"Steadily on the water at the horizon
a river atwain, an Amu atwain
rises, someone or a talism on sand
fluid ways on the hillside of words
every moment they pass, they arrive for an arrangement or, they never arrive
a wet inkwell,
stirred into glass and
mirrored to imbue the self,
an exhalation, on the rim of a glass tea, kept in suspense
in the sense of five senses, spread dimensions
bends and returns in an excitation, lips closed stiff
, and on one of its ways carrying its cancer.
an exhalation steamed up a glass of tea;
some views lost in threads, sorrows cut on edges
one of our shreds has already left for Tibet,
the rash tone of a mare to morph to a butterfly."

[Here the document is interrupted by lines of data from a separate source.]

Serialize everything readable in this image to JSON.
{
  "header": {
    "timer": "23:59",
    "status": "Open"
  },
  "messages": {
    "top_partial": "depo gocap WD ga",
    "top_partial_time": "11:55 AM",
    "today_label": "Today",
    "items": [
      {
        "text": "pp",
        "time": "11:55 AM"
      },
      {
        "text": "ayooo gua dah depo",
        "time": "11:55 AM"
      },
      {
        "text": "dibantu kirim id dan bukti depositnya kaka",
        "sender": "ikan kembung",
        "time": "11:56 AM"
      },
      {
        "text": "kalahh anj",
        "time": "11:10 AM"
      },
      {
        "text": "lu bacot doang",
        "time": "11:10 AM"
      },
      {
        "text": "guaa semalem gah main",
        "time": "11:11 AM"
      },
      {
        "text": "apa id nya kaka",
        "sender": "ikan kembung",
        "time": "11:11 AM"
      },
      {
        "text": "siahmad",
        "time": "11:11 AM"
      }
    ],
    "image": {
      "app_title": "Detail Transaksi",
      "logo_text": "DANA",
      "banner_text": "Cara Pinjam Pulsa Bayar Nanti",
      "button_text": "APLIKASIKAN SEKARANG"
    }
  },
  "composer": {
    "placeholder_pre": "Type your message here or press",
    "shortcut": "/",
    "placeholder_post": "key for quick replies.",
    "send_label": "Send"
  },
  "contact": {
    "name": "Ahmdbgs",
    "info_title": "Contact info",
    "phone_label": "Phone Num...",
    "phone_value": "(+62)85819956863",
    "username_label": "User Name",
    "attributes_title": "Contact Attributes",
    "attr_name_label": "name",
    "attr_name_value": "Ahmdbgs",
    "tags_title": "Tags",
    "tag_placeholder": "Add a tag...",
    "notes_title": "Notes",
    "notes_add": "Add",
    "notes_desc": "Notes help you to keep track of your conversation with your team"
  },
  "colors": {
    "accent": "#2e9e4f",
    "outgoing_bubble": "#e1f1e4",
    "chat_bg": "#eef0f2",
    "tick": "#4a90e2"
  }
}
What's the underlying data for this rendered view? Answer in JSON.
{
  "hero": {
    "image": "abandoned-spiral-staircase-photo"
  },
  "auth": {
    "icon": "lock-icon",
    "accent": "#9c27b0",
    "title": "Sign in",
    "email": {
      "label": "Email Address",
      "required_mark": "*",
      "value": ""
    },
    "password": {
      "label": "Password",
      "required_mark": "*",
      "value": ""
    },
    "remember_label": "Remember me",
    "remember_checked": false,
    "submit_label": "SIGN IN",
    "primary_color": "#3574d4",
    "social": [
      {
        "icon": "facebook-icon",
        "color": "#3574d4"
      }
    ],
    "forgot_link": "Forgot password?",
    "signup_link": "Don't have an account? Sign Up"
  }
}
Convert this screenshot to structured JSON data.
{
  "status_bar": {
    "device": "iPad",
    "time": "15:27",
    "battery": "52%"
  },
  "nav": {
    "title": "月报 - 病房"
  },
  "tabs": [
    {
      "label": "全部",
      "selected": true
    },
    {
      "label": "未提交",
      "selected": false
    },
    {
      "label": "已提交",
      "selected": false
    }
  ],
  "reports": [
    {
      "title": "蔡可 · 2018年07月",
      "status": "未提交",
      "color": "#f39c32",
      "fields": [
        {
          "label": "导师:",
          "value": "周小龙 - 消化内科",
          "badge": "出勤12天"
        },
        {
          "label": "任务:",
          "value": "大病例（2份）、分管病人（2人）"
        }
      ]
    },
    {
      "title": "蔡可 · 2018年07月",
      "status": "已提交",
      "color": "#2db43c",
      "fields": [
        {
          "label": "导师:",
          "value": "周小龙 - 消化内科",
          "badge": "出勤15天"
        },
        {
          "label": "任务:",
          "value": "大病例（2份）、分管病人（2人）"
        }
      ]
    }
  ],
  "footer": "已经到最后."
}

96 pages, 6" x 9", perfect binding, cream interior paper (60# weight), black and white interior ink, white exterior paper (100# weight), full-color exterior ink